- Change your name on social media along with your profile picture (something generic)
- Block anyone who is friends with both of you
- Get a PO Box and get your mail redirected or have your mail already set up to online only, and to your new email address
- Remove the abuser from being your next of kin from everything (work, Dr’s, etc)
- Remove the abuser from your superannuation
- Change your car rego and any identifying traits of your car, or sell it
- Contact your doctor and get a mental health care plan, most, if not all states will provide you with 10 free sessions.
The abuser is the most dangerous when they realise they have lost control of their possession (that is, you).
Changing all of your social media settings and names is necessary, as it is too easy to find anyone these days. If the abuser still finds you, close down all accounts (even temporarily), you can start fresh ones.
The abuser will try anything and everything, even suicide threats to get your attention. Do not fall for the games, as the abuser is just craving any information on your whereabouts to feel like they are gaining some control back.
If you must communicate due to having children, keep it all to text only and from your old number. Do not keep that phone on, turn it on when you need to make contact and then off again. Keep it strictly to communication regarding the kids and that is it. You do not want to leave the lines of communication open for the abuser.
It is vital that you cease all contact until you are strong enough to ignore the bullshit that the abuser will try to use to lure you back. You know it is bullshit, do not sprinkle glitter on your feelings.
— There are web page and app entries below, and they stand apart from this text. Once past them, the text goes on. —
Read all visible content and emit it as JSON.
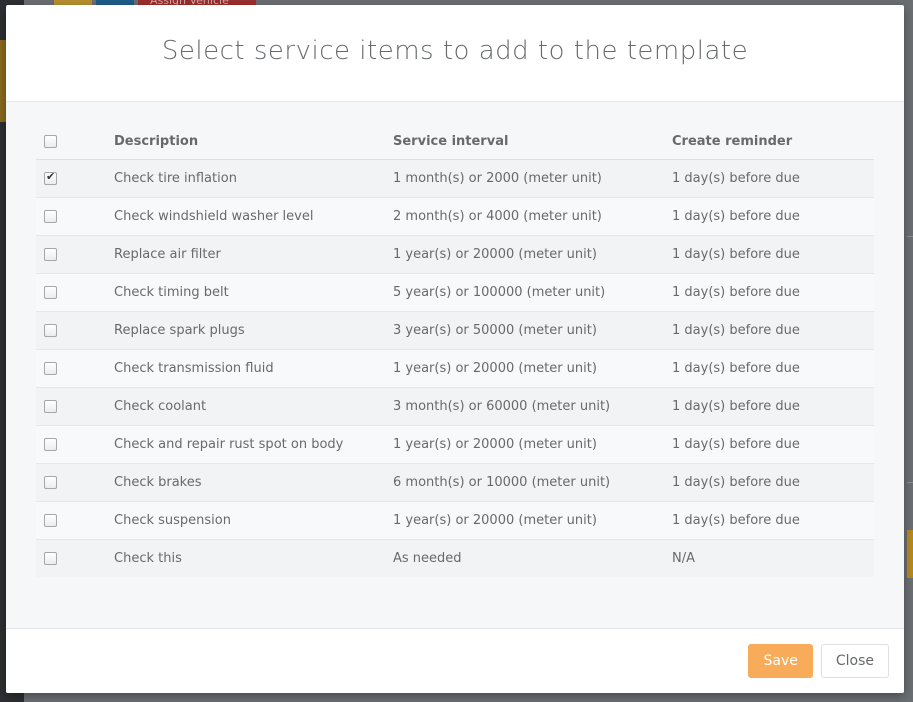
{
  "background": {
    "assign_button_label": "Assign Vehicle"
  },
  "modal": {
    "title": "Select service items to add to the template",
    "columns": {
      "description": "Description",
      "interval": "Service interval",
      "reminder": "Create reminder"
    },
    "select_all_checked": false,
    "rows": [
      {
        "checked": true,
        "description": "Check tire inflation",
        "interval": "1 month(s) or 2000 (meter unit)",
        "reminder": "1 day(s) before due"
      },
      {
        "checked": false,
        "description": "Check windshield washer level",
        "interval": "2 month(s) or 4000 (meter unit)",
        "reminder": "1 day(s) before due"
      },
      {
        "checked": false,
        "description": "Replace air filter",
        "interval": "1 year(s) or 20000 (meter unit)",
        "reminder": "1 day(s) before due"
      },
      {
        "checked": false,
        "description": "Check timing belt",
        "interval": "5 year(s) or 100000 (meter unit)",
        "reminder": "1 day(s) before due"
      },
      {
        "checked": false,
        "description": "Replace spark plugs",
        "interval": "3 year(s) or 50000 (meter unit)",
        "reminder": "1 day(s) before due"
      },
      {
        "checked": false,
        "description": "Check transmission fluid",
        "interval": "1 year(s) or 20000 (meter unit)",
        "reminder": "1 day(s) before due"
      },
      {
        "checked": false,
        "description": "Check coolant",
        "interval": "3 month(s) or 60000 (meter unit)",
        "reminder": "1 day(s) before due"
      },
      {
        "checked": false,
        "description": "Check and repair rust spot on body",
        "interval": "1 year(s) or 20000 (meter unit)",
        "reminder": "1 day(s) before due"
      },
      {
        "checked": false,
        "description": "Check brakes",
        "interval": "6 month(s) or 10000 (meter unit)",
        "reminder": "1 day(s) before due"
      },
      {
        "checked": false,
        "description": "Check suspension",
        "interval": "1 year(s) or 20000 (meter unit)",
        "reminder": "1 day(s) before due"
      },
      {
        "checked": false,
        "description": "Check this",
        "interval": "As needed",
        "reminder": "N/A"
      }
    ],
    "footer": {
      "save_label": "Save",
      "close_label": "Close"
    }
  },
  "colors": {
    "accent": "#f8ac59",
    "text": "#676a6c"
  }
}
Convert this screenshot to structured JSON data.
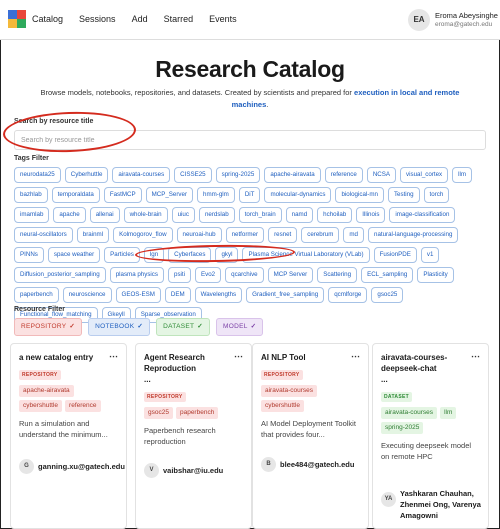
{
  "nav": {
    "items": [
      "Catalog",
      "Sessions",
      "Add",
      "Starred",
      "Events"
    ]
  },
  "user": {
    "initials": "EA",
    "name": "Eroma Abeysinghe",
    "email": "eroma@gatech.edu"
  },
  "hero": {
    "title": "Research Catalog",
    "subtitle_text": "Browse models, notebooks, repositories, and datasets. Created by scientists and prepared for ",
    "subtitle_link": "execution in local and remote machines",
    "subtitle_end": "."
  },
  "search": {
    "label": "Search by resource title",
    "placeholder": "Search by resource title"
  },
  "tags": {
    "label": "Tags Filter",
    "items": [
      "neurodata25",
      "Cyberhuttle",
      "airavata-courses",
      "CISSE25",
      "spring-2025",
      "apache-airavata",
      "reference",
      "NCSA",
      "visual_cortex",
      "llm",
      "bazhlab",
      "temporaldata",
      "FastMCP",
      "MCP_Server",
      "hmm-glm",
      "DiT",
      "molecular-dynamics",
      "biological-mn",
      "Testing",
      "torch",
      "imamlab",
      "apache",
      "allenai",
      "whole-brain",
      "uiuc",
      "nerdslab",
      "torch_brain",
      "namd",
      "hchoilab",
      "Illinois",
      "image-classification",
      "neural-oscillators",
      "brainml",
      "Kolmogorov_flow",
      "neuroai-hub",
      "netformer",
      "resnet",
      "cerebrum",
      "md",
      "natural-language-processing",
      "PINNs",
      "space weather",
      "Particles",
      "lgn",
      "Cyberfaces",
      "gkyl",
      "Plasma Science Virtual Laboratory (VLab)",
      "FusionPDE",
      "v1",
      "Diffusion_posterior_sampling",
      "plasma physics",
      "psiti",
      "Evo2",
      "qcarchive",
      "MCP Server",
      "Scattering",
      "ECL_sampling",
      "Plasticity",
      "paperbench",
      "neuroscience",
      "GEOS-ESM",
      "DEM",
      "Wavelengths",
      "Gradient_free_sampling",
      "qcmlforge",
      "gsoc25",
      "Functional_flow_matching",
      "Gkeyll",
      "Sparse_observation"
    ]
  },
  "resource_filter": {
    "label": "Resource Filter",
    "options": [
      {
        "label": "REPOSITORY",
        "check": "✓"
      },
      {
        "label": "NOTEBOOK",
        "check": "✓"
      },
      {
        "label": "DATASET",
        "check": "✓"
      },
      {
        "label": "MODEL",
        "check": "✓"
      }
    ]
  },
  "cards": [
    {
      "title": "a new catalog entry",
      "type": "REPOSITORY",
      "tags": [
        "apache-airavata",
        "cybershuttle",
        "reference"
      ],
      "description": "Run a simulation and understand the minimum...",
      "owner_initial": "G",
      "owner": "ganning.xu@gatech.edu"
    },
    {
      "title": "Agent Research Reproduction",
      "title_more": "...",
      "type": "REPOSITORY",
      "tags": [
        "gsoc25",
        "paperbench"
      ],
      "description": "Paperbench research reproduction",
      "owner_initial": "V",
      "owner": "vaibshar@iu.edu"
    },
    {
      "title": "AI NLP Tool",
      "type": "REPOSITORY",
      "tags": [
        "airavata-courses",
        "cybershuttle"
      ],
      "description": "AI Model Deployment Toolkit that provides four...",
      "owner_initial": "B",
      "owner": "blee484@gatech.edu"
    },
    {
      "title": "airavata-courses-deepseek-chat",
      "title_more": "...",
      "type": "DATASET",
      "tags": [
        "airavata-courses",
        "llm",
        "spring-2025"
      ],
      "description": "Executing deepseek model on remote HPC",
      "owner_initial": "YA",
      "owner": "Yashkaran Chauhan, Zhenmei Ong, Varenya Amagowni"
    }
  ],
  "colors": {
    "annotation_red": "#d42b1e",
    "link_blue": "#1f5fbf"
  }
}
You are worth more than that!
More Domestic Violence Help
- National Sexual Assault, Domestic Family Violence Counselling Service 1800 737 732
- NSW Domestic Violence Crisis Line 1800 65 64 63
- NSW Link2Home Crisis Accommodation and Referrals 1800 152 152
- Legalaid – Women’s Domestic Violence – 1800 938 227
- 1800 Respect – 1800 737 732
- Lifeline – 13 11 44
- Emergency – 000
Temporary Shelter for Domestic Violence Victims
- Women’s Community Shelters – (02) 9539 6859
- Hornsby Ku-ring-gai Women’s Shelter
- Mary’s House (Naremburn) – (02) 8937 2094
- Bayside Women’s Shelter (South East Sydney)
- Dignity Emergency Accommodation (West Ryde)
- White Caravan
Facebook Support Groups for Domestic Violence
Give & Take may offer you:
- A safety check as a priority
- Immediate free legal advice
- Emergency Accommodation Assistance
- Food and Clothing
- Mobile phone & new number
- Travel and Transport
- Volunteers to assist with packing (Dv Free Service)
- Financial Assistance (for those living in The Hills)
- Counsellor and Clinical Forensic Psychologist
- Application help for Centrelink and other funding grants
- Offer you a postal mailing address you can use
- Advocate for you and on your behalf
- Refer you to other organisations and services
- Assist you with claiming compensation
- Refer you to a social worker if needed
- Housing and Accommodation options
- 24 hour online and/or phone support
- Meet up for your convenience
- Link you to our domestic violence secret support group
- Immediate planning to suit your personal situation
- Assistance moving forward (employment and training/education options)
Please consider your own safety and the safety of your children before following any general advice; please ensure you have thoroughly evaluated your own situation when considering these suggestions as they are not intended to replace advice from a professional nor will they be the correct choices in every situation. You are strongly encouraged to reach out, if safely possible, to a person or expert familiar with your situation for more specific support and advice.